Your answer should consist of every line from the records that holds the string "인스타그램에서".

===== DATA TO PROCESS

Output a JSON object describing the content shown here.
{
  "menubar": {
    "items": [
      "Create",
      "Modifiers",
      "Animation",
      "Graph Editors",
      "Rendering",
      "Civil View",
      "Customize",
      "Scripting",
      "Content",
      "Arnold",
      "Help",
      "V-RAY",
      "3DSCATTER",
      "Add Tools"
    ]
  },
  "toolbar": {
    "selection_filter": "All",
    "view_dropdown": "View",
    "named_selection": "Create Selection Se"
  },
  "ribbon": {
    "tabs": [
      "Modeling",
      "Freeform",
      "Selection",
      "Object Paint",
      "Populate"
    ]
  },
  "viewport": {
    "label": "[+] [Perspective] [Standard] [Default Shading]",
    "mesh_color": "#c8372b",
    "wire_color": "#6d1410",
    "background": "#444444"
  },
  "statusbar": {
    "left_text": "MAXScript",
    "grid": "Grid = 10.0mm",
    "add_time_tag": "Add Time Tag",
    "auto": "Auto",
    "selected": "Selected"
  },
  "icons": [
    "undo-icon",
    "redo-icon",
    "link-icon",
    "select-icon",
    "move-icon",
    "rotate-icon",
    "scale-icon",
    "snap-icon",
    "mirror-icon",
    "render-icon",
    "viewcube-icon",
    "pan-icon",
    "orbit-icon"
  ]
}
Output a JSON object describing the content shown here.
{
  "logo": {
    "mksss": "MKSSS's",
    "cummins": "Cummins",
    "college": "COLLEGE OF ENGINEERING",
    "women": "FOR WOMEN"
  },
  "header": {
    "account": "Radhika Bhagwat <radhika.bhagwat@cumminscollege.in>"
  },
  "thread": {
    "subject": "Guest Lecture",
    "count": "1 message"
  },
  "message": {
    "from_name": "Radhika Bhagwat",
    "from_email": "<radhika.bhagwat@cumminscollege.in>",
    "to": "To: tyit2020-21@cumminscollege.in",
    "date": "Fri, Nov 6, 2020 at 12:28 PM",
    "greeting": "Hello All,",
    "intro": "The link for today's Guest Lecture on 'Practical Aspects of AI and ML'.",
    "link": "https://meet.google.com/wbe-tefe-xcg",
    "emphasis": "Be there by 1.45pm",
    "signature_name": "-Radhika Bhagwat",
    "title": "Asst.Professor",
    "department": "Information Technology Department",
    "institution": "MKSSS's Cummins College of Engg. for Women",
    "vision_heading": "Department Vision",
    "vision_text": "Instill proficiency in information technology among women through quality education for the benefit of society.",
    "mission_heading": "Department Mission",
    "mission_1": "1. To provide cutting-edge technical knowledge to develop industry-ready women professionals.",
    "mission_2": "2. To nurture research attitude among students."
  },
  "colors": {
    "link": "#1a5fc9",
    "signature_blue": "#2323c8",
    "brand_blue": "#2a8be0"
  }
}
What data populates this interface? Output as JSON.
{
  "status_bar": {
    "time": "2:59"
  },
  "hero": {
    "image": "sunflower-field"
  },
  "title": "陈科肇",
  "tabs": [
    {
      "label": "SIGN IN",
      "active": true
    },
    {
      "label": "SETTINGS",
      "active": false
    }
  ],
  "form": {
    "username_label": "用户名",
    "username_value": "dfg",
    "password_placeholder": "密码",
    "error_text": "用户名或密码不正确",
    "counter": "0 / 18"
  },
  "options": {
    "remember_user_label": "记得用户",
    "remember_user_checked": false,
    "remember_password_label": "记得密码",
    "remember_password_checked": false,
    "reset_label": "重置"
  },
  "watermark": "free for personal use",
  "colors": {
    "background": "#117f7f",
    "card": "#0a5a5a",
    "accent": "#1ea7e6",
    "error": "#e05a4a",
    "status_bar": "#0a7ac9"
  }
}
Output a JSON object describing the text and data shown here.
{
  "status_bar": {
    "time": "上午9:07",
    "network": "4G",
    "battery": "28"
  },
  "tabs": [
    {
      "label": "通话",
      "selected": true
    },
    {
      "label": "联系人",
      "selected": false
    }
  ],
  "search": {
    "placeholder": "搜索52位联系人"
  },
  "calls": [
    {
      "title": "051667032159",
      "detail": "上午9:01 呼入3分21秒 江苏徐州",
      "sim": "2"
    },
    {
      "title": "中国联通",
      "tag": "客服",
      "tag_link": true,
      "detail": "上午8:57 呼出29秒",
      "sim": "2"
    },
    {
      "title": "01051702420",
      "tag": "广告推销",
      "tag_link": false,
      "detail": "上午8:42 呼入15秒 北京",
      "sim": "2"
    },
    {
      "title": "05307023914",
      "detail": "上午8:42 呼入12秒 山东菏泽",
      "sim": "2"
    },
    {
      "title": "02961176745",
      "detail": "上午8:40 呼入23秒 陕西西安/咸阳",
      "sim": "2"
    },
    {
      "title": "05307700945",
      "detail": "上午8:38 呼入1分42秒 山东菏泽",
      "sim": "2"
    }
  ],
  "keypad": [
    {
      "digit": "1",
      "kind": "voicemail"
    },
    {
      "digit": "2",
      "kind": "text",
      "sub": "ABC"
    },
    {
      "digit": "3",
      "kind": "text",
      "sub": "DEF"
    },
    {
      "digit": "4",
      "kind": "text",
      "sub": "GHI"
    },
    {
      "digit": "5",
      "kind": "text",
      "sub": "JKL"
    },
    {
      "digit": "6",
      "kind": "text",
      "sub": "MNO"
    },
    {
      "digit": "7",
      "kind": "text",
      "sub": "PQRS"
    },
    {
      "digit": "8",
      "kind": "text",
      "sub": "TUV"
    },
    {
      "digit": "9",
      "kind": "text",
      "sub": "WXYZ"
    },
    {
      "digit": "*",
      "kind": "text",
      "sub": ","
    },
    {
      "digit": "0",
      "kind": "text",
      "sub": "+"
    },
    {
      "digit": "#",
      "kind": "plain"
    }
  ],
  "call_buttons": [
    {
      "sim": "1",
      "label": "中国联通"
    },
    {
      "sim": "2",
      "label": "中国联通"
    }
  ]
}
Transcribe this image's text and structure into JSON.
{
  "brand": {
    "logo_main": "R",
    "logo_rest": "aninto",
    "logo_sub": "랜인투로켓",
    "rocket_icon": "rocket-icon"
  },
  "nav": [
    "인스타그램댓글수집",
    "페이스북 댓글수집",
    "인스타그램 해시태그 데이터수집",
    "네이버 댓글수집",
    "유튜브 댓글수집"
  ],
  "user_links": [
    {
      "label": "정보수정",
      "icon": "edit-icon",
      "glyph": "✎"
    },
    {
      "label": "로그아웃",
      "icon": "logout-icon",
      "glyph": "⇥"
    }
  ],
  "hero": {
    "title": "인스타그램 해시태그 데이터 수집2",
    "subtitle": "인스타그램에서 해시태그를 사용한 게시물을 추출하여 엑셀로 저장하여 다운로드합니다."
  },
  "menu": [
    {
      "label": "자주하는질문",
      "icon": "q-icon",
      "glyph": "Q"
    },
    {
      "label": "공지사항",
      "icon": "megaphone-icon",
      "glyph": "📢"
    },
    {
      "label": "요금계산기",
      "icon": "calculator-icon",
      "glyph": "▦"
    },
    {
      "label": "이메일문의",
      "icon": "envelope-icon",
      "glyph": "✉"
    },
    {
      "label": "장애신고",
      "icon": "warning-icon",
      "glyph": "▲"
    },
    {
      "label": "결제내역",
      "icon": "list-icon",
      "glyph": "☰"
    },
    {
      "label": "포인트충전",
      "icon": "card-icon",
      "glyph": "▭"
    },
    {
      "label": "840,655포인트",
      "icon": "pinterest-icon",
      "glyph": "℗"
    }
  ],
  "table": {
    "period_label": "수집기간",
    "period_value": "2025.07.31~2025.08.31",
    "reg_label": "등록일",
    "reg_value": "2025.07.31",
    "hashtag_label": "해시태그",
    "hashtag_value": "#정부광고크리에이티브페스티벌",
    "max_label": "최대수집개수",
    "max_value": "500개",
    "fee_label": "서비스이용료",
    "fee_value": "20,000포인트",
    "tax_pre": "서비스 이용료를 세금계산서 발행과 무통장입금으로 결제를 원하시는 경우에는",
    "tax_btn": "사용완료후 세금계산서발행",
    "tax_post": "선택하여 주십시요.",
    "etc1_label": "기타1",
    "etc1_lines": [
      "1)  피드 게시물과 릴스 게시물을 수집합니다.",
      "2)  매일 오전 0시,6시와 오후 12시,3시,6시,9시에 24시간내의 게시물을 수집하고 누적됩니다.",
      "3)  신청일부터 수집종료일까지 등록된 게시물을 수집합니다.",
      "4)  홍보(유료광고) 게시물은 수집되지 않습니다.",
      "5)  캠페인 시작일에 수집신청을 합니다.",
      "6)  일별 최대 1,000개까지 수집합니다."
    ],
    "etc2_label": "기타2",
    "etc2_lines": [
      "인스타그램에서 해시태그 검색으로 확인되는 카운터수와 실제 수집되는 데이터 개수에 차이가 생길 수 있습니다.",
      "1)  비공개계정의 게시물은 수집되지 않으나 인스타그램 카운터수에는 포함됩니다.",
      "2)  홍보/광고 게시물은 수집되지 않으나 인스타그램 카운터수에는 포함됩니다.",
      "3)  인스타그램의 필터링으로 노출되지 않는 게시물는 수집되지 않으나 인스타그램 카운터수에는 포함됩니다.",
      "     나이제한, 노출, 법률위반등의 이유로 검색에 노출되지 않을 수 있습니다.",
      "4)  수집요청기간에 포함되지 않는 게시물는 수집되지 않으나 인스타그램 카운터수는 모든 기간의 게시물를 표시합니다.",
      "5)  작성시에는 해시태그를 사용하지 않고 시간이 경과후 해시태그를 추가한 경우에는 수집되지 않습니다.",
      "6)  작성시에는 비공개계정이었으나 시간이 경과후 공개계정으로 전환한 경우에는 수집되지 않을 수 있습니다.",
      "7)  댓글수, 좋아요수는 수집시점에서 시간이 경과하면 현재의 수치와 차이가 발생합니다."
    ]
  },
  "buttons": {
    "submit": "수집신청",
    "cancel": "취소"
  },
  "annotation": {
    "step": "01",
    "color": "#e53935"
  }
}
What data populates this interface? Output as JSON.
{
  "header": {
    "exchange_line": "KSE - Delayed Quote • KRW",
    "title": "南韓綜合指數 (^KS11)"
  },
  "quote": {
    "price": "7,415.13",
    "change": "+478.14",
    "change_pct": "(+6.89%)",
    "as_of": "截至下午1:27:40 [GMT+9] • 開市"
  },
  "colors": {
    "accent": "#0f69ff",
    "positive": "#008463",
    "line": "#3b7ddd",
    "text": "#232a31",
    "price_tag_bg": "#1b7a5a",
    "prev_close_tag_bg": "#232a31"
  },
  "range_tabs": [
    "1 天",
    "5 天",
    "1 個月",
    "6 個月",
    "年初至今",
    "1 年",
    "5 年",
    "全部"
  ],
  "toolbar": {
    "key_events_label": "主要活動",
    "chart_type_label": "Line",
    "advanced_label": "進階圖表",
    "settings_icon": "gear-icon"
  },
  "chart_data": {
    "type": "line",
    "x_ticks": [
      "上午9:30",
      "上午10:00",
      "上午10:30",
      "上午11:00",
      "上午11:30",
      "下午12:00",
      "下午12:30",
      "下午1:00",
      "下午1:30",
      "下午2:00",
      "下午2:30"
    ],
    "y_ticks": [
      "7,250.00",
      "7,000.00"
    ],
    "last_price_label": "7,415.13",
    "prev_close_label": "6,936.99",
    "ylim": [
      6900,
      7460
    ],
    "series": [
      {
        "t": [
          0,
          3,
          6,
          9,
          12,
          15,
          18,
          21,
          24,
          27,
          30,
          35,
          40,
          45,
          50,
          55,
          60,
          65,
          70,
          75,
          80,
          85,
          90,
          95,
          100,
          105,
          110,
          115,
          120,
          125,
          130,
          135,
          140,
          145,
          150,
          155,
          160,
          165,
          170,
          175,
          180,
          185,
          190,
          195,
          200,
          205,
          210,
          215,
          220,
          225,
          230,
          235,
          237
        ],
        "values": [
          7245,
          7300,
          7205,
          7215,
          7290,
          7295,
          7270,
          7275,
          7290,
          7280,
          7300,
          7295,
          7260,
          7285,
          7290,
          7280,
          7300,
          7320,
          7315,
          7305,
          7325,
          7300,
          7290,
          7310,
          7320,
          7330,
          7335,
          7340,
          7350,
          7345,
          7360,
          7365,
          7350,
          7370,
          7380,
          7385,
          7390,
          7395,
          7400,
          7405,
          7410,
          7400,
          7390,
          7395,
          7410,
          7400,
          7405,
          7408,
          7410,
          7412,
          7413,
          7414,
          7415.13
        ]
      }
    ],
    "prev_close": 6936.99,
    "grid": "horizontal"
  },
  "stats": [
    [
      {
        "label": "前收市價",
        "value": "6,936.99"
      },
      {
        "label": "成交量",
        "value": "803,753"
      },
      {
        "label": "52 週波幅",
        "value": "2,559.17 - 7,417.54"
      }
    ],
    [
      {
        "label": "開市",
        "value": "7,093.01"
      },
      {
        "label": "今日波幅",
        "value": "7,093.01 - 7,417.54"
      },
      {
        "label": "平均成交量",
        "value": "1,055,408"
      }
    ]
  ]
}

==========

(TASK OUTPUT)
    "subtitle": "인스타그램에서 해시태그를 사용한 게시물을 추출하여 엑셀로 저장하여 다운로드합니다."
      "인스타그램에서 해시태그 검색으로 확인되는 카운터수와 실제 수집되는 데이터 개수에 차이가 생길 수 있습니다.",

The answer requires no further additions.